Let the other person feel that the idea
is his or hers
People support a world they help create
Be a good listener. Encourage others to
talk about themselves.
How to lead
Begin with praise and honest appreciation.
Call attention to people's mistakes indirectly.
Talk about your own mistakes before criticizing the other person.
Ask questions instead of giving direct orders.
Give the other person a fine reputation to live up to.
Use encouragement. Make the fault seem easy to correct.
Make the other person happy about doing the thing you suggest.
Use the person’s first name
Make others feel genuinely important.
Listen to others. Encourage others to talk about themselves.
Talk to the other person’s interests
Start by discussing things that you and the other person agrees with
Focus on the end goal rather than winning the argument or having the last
Talk incessantly about yourself.
If you have an idea while the other person is talking, don't wait for him or her to finish:
bust right in and interrupt in the middle of a sentence
Quotes from Dale Carnegie’s Book
When dealing with people, let us remember we are not dealing with creatures of logic.
"A great man shows his greatness," said Carlyle, "by the way he treats little men.“
Instead of condemning people, let's try to understand them. Let's try to figure out why they
do what they do. That's a lot more profitable and intriguing than criticism; and it breeds

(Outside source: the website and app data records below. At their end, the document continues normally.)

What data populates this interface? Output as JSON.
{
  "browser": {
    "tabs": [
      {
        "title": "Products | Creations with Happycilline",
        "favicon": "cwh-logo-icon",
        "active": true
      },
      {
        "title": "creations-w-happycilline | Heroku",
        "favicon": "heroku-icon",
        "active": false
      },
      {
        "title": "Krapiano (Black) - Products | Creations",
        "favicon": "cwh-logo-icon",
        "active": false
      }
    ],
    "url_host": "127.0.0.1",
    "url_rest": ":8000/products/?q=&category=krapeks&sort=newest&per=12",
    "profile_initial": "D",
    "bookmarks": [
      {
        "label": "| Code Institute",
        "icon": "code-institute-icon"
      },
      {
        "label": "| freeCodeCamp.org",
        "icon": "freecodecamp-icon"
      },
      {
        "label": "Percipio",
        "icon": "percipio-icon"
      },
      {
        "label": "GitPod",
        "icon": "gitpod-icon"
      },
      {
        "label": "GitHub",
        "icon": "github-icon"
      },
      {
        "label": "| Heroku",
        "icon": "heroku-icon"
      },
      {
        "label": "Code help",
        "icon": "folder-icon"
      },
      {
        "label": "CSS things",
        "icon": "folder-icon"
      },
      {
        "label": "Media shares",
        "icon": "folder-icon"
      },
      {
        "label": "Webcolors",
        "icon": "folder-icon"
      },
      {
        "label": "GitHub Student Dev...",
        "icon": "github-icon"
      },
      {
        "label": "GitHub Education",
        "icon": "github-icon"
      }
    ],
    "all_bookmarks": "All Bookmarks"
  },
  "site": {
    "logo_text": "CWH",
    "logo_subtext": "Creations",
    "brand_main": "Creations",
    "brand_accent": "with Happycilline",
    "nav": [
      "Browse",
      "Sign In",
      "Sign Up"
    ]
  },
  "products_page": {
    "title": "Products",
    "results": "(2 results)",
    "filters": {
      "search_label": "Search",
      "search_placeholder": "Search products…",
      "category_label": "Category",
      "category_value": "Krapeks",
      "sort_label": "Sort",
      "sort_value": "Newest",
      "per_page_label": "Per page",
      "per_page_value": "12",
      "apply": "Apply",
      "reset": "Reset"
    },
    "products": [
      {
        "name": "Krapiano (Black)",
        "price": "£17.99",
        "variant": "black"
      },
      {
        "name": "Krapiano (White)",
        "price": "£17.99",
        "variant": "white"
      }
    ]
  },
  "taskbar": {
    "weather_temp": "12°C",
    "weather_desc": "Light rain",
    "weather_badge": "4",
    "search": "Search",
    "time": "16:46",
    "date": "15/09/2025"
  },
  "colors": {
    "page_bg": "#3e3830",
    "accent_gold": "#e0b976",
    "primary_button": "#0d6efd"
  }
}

sympathy, tolerance and kindness. "To know all is to forgive all.“
If you argue and rankle and contradict, you may achieve a victory sometimes; but it will
be an empty victory because you will never get your opponent's good will.
Listen first. Give your opponents a chance to talk. Let them finish. Do not resist, defend or
debate. This only raises barriers. Try to build bridges of understanding. Don't build higher
barriers of misunderstanding.
Accept the mistake. Disarm the person and bring him to your side rather than defending